From the Azores, Louis Burton (Bureau Vallée 2), Charlie Dalin (Apivia) and Boris Herrmann (Seaexplorer-Yacht Club de Monaco) took the east option while Thomas Ruyant (LinkedOut) and Yannick Bestaven (Maître CoQ IV) headed north to hook into stronger winds. On Tuesday, when Charlie and Boris were passing Cap Finisterre in a 8-12 knot west-south westerly, the Ruyant-Bestaven duo continued north in 15-17 knots. Between the two pairs, Louis continued his route north before putting in a gybe ahead of Maître CoQ IV and LinkedOut. Routers already had their calculators out to see who would be lifting the cup, but it was still all theoretical.
Early Wednesday morning, Boris and Charlie took the east option along the Spanish coast on a port tack to Les Sables-d’Olonne. Louis, Thomas and Yannick had already started their final haul to the finish on starboard tack. The tempo picked up off Vendée a few hours before the finish.
All this time, Boris Herrmann (Seaexplorer-Yacht Club de Monaco), a member of UNESCO’s Intergovernmental Oceanographic Commission, managed to continue his other mission. An autonomous laboratory on board, controlled by Boris, has been operating 24/7 collecting data from water samples and transmitting them to scientists at the Max-Planck Institute for Meteorology in Hamburg, Géomar in Kiel and Ifremer in Brest. Data on air and water temperatures, salinity, PH and CO2 from oceans around the world has been collected, with that from remote regions which scientists are not always able to reach being of particular interest.

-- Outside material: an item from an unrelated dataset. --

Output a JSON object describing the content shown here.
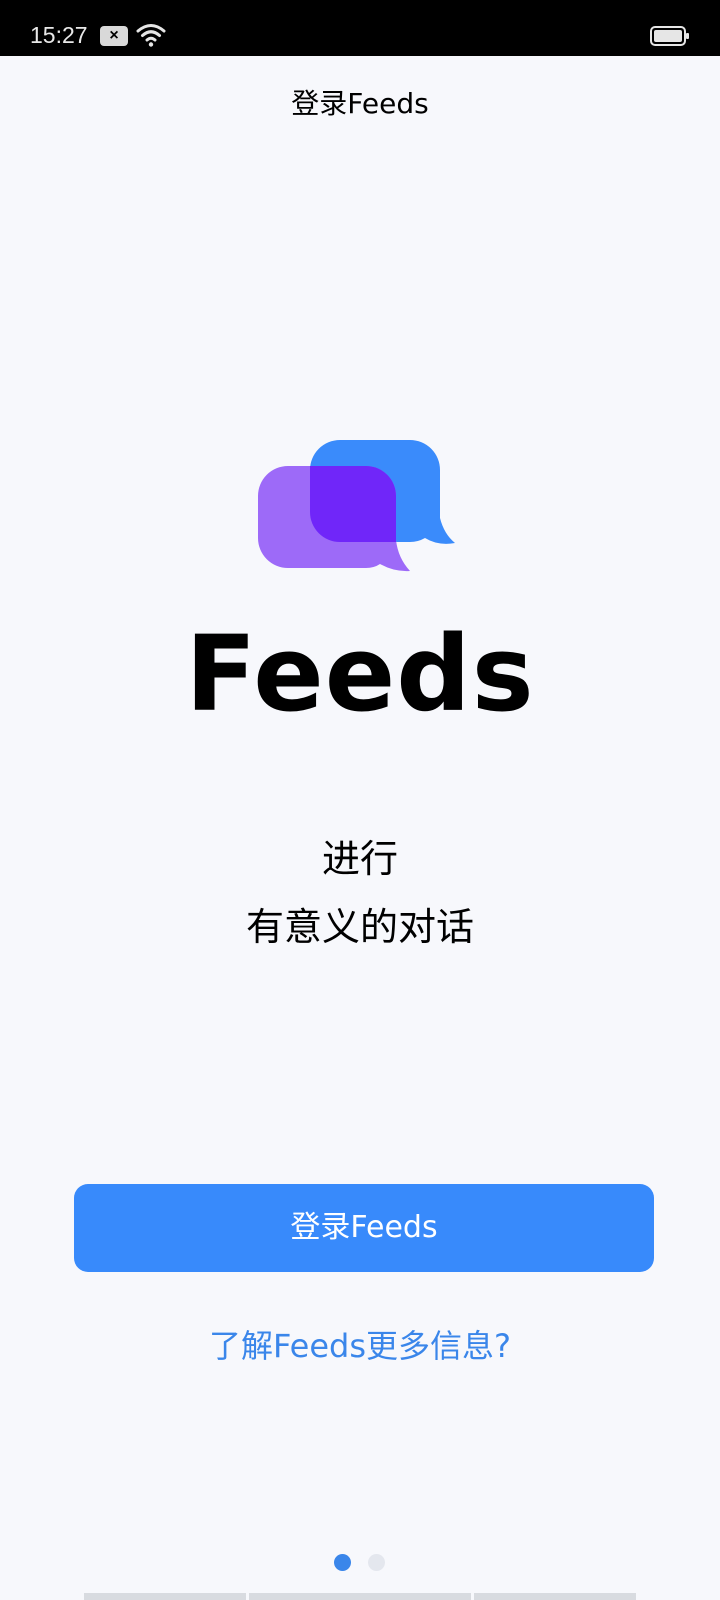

Boris’s commitment is palpable and reflected in the name of the boat, as Seaexplorer is a reference to a Kuehne + Nagel led initiative to measure the impact of CO2 emissions in the shipping freight sector. Reducing emissions is also the goal of another initiative, initiated by the Yacht Club de Monaco and mobilising the luxury yacht sector, which established the Superyacht Eco Association (SEA) Index, a benchmark for measuring the environmental impact of 40+m yachts.
Unflappable, poised and discreet, Boris reflects to perfection the values of the Principality in carrying his message about protecting the oceans. He has also undoubtedly inspired children all over the world to discover new vocations, as evidenced by the many messages he has received from them during this legendary round the world race.
© Martin Keruzoré